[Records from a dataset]
• • • •
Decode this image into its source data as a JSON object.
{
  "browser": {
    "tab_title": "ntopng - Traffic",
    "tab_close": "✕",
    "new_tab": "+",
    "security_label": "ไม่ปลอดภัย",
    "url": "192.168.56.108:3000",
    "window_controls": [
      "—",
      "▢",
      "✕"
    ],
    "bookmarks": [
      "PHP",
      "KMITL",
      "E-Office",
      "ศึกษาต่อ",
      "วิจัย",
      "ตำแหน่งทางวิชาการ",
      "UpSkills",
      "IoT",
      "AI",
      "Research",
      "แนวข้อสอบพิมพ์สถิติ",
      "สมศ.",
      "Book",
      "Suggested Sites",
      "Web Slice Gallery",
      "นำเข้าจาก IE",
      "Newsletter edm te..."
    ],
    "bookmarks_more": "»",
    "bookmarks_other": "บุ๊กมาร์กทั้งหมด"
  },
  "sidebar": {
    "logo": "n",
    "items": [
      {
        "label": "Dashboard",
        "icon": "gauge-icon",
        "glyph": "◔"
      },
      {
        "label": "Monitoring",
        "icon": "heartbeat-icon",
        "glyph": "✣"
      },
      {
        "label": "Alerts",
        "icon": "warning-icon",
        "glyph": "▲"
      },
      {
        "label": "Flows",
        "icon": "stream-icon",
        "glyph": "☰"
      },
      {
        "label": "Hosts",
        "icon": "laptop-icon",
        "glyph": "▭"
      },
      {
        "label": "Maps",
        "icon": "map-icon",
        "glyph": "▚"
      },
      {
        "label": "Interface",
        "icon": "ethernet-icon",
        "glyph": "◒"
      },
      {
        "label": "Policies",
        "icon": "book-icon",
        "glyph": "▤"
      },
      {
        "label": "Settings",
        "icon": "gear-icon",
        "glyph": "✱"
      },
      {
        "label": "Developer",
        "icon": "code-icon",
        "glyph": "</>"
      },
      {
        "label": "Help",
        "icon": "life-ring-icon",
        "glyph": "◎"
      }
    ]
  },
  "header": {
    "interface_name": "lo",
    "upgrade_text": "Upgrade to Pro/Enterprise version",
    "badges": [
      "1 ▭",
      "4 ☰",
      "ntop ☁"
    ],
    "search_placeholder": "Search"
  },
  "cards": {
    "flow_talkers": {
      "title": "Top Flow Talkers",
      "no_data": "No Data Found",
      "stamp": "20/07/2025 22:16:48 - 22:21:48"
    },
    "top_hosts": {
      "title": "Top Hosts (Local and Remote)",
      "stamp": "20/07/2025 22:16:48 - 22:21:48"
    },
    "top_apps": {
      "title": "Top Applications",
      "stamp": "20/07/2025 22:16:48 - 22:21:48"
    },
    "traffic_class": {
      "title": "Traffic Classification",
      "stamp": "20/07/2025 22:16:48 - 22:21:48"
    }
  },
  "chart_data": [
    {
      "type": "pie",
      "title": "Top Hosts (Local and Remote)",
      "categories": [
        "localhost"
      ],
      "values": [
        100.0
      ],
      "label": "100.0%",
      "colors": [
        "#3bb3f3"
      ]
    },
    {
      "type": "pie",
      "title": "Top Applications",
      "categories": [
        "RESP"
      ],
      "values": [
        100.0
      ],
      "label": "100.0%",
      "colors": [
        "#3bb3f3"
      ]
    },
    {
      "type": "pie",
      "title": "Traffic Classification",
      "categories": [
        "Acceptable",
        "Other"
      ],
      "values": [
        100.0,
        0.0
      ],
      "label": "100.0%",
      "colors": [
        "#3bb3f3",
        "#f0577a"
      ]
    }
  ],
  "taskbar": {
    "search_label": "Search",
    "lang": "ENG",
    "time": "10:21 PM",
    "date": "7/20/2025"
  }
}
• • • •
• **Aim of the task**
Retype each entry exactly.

• **Finished task**
Decode this image into its source data as a JSON object.
{
  "browser": {
    "tab_title": "ntopng - Traffic",
    "tab_close": "✕",
    "new_tab": "+",
    "security_label": "ไม่ปลอดภัย",
    "url": "192.168.56.108:3000",
    "window_controls": [
      "—",
      "▢",
      "✕"
    ],
    "bookmarks": [
      "PHP",
      "KMITL",
      "E-Office",
      "ศึกษาต่อ",
      "วิจัย",
      "ตำแหน่งทางวิชาการ",
      "UpSkills",
      "IoT",
      "AI",
      "Research",
      "แนวข้อสอบพิมพ์สถิติ",
      "สมศ.",
      "Book",
      "Suggested Sites",
      "Web Slice Gallery",
      "นำเข้าจาก IE",
      "Newsletter edm te..."
    ],
    "bookmarks_more": "»",
    "bookmarks_other": "บุ๊กมาร์กทั้งหมด"
  },
  "sidebar": {
    "logo": "n",
    "items": [
      {
        "label": "Dashboard",
        "icon": "gauge-icon",
        "glyph": "◔"
      },
      {
        "label": "Monitoring",
        "icon": "heartbeat-icon",
        "glyph": "✣"
      },
      {
        "label": "Alerts",
        "icon": "warning-icon",
        "glyph": "▲"
      },
      {
        "label": "Flows",
        "icon": "stream-icon",
        "glyph": "☰"
      },
      {
        "label": "Hosts",
        "icon": "laptop-icon",
        "glyph": "▭"
      },
      {
        "label": "Maps",
        "icon": "map-icon",
        "glyph": "▚"
      },
      {
        "label": "Interface",
        "icon": "ethernet-icon",
        "glyph": "◒"
      },
      {
        "label": "Policies",
        "icon": "book-icon",
        "glyph": "▤"
      },
      {
        "label": "Settings",
        "icon": "gear-icon",
        "glyph": "✱"
      },
      {
        "label": "Developer",
        "icon": "code-icon",
        "glyph": "</>"
      },
      {
        "label": "Help",
        "icon": "life-ring-icon",
        "glyph": "◎"
      }
    ]
  },
  "header": {
    "interface_name": "lo",
    "upgrade_text": "Upgrade to Pro/Enterprise version",
    "badges": [
      "1 ▭",
      "4 ☰",
      "ntop ☁"
    ],
    "search_placeholder": "Search"
  },
  "cards": {
    "flow_talkers": {
      "title": "Top Flow Talkers",
      "no_data": "No Data Found",
      "stamp": "20/07/2025 22:16:48 - 22:21:48"
    },
    "top_hosts": {
      "title": "Top Hosts (Local and Remote)",
      "stamp": "20/07/2025 22:16:48 - 22:21:48"
    },
    "top_apps": {
      "title": "Top Applications",
      "stamp": "20/07/2025 22:16:48 - 22:21:48"
    },
    "traffic_class": {
      "title": "Traffic Classification",
      "stamp": "20/07/2025 22:16:48 - 22:21:48"
    }
  },
  "chart_data": [
    {
      "type": "pie",
      "title": "Top Hosts (Local and Remote)",
      "categories": [
        "localhost"
      ],
      "values": [
        100.0
      ],
      "label": "100.0%",
      "colors": [
        "#3bb3f3"
      ]
    },
    {
      "type": "pie",
      "title": "Top Applications",
      "categories": [
        "RESP"
      ],
      "values": [
        100.0
      ],
      "label": "100.0%",
      "colors": [
        "#3bb3f3"
      ]
    },
    {
      "type": "pie",
      "title": "Traffic Classification",
      "categories": [
        "Acceptable",
        "Other"
      ],
      "values": [
        100.0,
        0.0
      ],
      "label": "100.0%",
      "colors": [
        "#3bb3f3",
        "#f0577a"
      ]
    }
  ],
  "taskbar": {
    "search_label": "Search",
    "lang": "ENG",
    "time": "10:21 PM",
    "date": "7/20/2025"
  }
}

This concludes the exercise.